- [DATASET EXCERPTS]:
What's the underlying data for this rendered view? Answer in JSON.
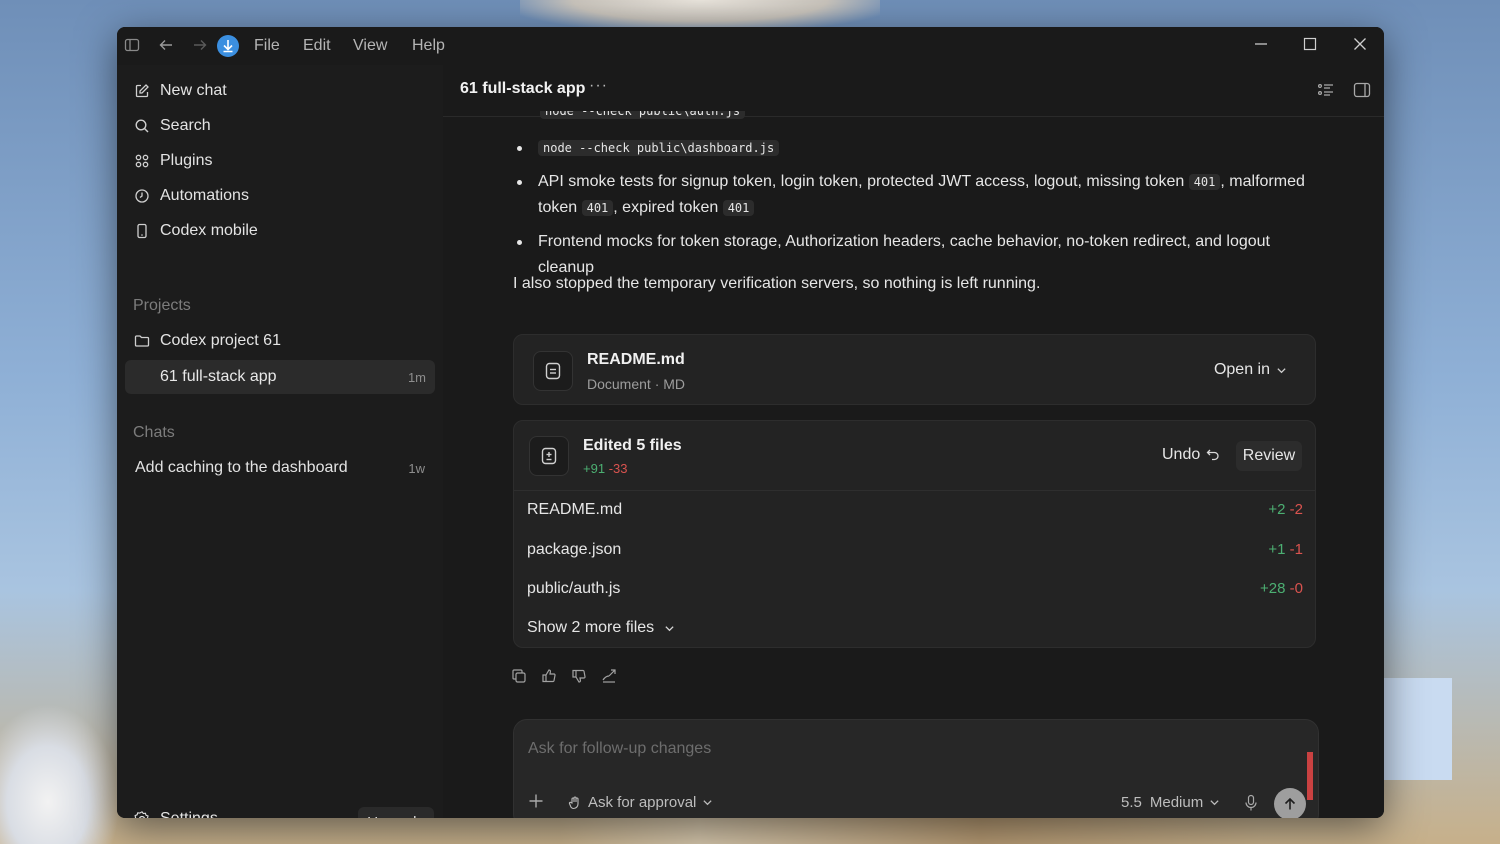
{
  "menu": {
    "file": "File",
    "edit": "Edit",
    "view": "View",
    "help": "Help"
  },
  "sidebar": {
    "nav": [
      {
        "label": "New chat",
        "icon": "edit-icon"
      },
      {
        "label": "Search",
        "icon": "search-icon"
      },
      {
        "label": "Plugins",
        "icon": "grid-icon"
      },
      {
        "label": "Automations",
        "icon": "clock-icon"
      },
      {
        "label": "Codex mobile",
        "icon": "phone-icon"
      }
    ],
    "projects_label": "Projects",
    "project": {
      "name": "Codex project 61",
      "icon": "folder-icon"
    },
    "active_thread": {
      "label": "61 full-stack app",
      "time": "1m"
    },
    "chats_label": "Chats",
    "chats": [
      {
        "label": "Add caching to the dashboard",
        "time": "1w"
      }
    ],
    "settings_label": "Settings",
    "upgrade_label": "Upgrade"
  },
  "header": {
    "title": "61 full-stack app",
    "more": "···"
  },
  "message": {
    "bullet1_code": "node --check public\\dashboard.js",
    "bullet2_text_a": "API smoke tests for signup token, login token, protected JWT access, logout, missing token",
    "bullet2_code_1": "401",
    "bullet2_text_b": ", malformed token",
    "bullet2_code_2": "401",
    "bullet2_text_c": ", expired token",
    "bullet2_code_3": "401",
    "bullet3": "Frontend mocks for token storage, Authorization headers, cache behavior, no-token redirect, and logout cleanup",
    "paragraph": "I also stopped the temporary verification servers, so nothing is left running."
  },
  "readme_card": {
    "title": "README.md",
    "subtitle": "Document · MD",
    "open_in": "Open in"
  },
  "edits_card": {
    "title": "Edited 5 files",
    "added": "+91",
    "removed": "-33",
    "undo": "Undo",
    "review": "Review",
    "files": [
      {
        "name": "README.md",
        "added": "+2",
        "removed": "-2"
      },
      {
        "name": "package.json",
        "added": "+1",
        "removed": "-1"
      },
      {
        "name": "public/auth.js",
        "added": "+28",
        "removed": "-0"
      }
    ],
    "show_more": "Show 2 more files"
  },
  "composer": {
    "placeholder": "Ask for follow-up changes",
    "approval": "Ask for approval",
    "model": "5.5",
    "effort": "Medium"
  },
  "colors": {
    "added": "#4caf72",
    "removed": "#d9534f",
    "accent": "#3b8fe0"
  }
}
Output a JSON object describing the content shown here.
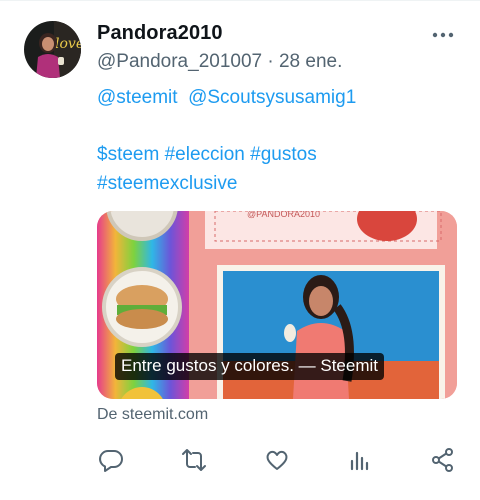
{
  "tweet": {
    "author_name": "Pandora2010",
    "handle": "@Pandora_201007",
    "separator": "·",
    "date": "28 ene.",
    "mentions": [
      "@steemit",
      "@Scoutsysusamig1"
    ],
    "hashtags_line1": "$steem #eleccion #gustos",
    "hashtags_line2": "#steemexclusive"
  },
  "card": {
    "caption": "Entre gustos y colores. — Steemit",
    "watermark": "@PANDORA2010",
    "source": "De steemit.com"
  },
  "icons": {
    "more": "more-icon",
    "reply": "reply-icon",
    "retweet": "retweet-icon",
    "like": "like-icon",
    "views": "views-icon",
    "share": "share-icon"
  },
  "colors": {
    "link": "#1d9bf0",
    "text": "#0f1419",
    "secondary": "#536471"
  }
}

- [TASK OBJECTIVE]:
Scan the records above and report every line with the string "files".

- [SOLUTION TO THIS PROBLEM]:
    "title": "Edited 5 files",
    "files": [
    "show_more": "Show 2 more files"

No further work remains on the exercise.